Casing – Volute
Each centrifugal pump is made of hundreds of parts. There are a few components that virtually every centrifugal pump has in common. These components can be subdivided into the wet end and the mechanical end.
The wet end of the pump includes those parts that determine the hydraulic performance of pump. The two primary wet ends are the impeller and casing. In some cases the first radial bearing can be water lubricated. In this case also bearing can belongs to wet ends.
The mechanical end includes those parts that support the impeller within the casing. The mechanical end of the pump includes the pump shaft, sealing, bearings and shaft sleeve.
The casing contains the liquid and acts as a pressure containment vessel that directs the flow of liquid in and out of the centrifugal pump. The volute is a curved funnel that increases in area as it approaches the discharge port. The volute of a centrifugal pump is the casing that receives the fluid being pumped by the impeller, slowing down the fluid’s rate of flow.
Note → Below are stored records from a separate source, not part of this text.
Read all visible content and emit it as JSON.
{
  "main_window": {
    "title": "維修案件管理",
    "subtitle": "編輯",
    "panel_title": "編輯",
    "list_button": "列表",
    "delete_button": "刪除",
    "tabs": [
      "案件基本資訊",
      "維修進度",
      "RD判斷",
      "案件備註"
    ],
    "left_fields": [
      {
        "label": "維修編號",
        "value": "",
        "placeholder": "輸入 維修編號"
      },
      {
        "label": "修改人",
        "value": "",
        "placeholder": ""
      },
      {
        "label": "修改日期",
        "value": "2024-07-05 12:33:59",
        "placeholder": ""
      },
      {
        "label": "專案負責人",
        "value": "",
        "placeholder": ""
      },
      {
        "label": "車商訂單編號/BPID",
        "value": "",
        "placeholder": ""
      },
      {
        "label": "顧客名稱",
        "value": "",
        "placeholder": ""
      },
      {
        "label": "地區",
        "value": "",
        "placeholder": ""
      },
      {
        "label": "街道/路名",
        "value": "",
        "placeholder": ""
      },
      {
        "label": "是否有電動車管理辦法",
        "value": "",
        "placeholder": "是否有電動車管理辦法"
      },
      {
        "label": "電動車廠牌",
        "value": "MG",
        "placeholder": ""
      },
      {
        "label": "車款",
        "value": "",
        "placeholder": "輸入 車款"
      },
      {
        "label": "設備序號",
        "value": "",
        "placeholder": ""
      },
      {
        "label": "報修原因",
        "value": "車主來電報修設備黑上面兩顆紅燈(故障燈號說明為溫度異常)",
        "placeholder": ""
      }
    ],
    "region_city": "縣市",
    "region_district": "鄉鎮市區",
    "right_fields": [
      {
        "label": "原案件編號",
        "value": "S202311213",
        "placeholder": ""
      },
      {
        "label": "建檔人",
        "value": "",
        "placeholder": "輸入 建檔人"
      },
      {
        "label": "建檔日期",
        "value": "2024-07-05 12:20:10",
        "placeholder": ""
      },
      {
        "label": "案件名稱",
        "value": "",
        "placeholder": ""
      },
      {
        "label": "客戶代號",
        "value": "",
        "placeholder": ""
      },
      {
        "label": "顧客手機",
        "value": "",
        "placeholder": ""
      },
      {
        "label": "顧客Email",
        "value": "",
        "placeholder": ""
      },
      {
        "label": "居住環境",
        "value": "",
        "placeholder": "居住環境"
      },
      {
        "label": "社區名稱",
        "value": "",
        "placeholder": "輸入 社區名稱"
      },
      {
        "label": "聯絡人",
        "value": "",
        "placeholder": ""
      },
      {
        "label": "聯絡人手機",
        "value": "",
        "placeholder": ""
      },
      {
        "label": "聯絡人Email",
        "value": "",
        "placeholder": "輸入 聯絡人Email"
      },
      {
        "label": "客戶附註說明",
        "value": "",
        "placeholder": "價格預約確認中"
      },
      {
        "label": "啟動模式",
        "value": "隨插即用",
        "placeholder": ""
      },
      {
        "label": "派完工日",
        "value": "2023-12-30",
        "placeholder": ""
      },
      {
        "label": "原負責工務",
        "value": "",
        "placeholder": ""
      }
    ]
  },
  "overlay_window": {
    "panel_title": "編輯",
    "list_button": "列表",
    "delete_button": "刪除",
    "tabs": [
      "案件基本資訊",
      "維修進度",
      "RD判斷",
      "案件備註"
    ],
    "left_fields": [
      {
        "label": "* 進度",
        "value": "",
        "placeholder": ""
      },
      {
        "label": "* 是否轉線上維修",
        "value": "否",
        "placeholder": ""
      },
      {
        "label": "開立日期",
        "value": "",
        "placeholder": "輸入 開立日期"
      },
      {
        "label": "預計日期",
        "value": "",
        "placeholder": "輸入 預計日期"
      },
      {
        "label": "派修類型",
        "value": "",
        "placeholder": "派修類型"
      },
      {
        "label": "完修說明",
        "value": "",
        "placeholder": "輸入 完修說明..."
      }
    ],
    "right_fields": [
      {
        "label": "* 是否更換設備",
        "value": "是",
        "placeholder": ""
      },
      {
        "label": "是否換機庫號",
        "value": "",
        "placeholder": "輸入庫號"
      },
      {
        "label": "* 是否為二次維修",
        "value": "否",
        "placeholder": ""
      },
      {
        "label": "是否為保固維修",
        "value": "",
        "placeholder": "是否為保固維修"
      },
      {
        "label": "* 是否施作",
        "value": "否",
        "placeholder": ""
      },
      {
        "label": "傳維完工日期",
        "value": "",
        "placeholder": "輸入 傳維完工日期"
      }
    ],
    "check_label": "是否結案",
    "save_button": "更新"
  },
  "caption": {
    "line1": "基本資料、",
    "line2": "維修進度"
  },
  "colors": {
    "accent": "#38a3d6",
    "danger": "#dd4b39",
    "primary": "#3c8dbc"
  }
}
Therefore, according to Bernoulli’s principle, the volute converts kinetic energy into pressure by reducing speed while increasing pressure. Some centrifugal pumps contain diffusers. A diffuser is a set of stationary vanes that surround the impeller. The diffuser directs the flow, allows a more gradual expansion and therefore increases the efficiency of the centrifugal pump.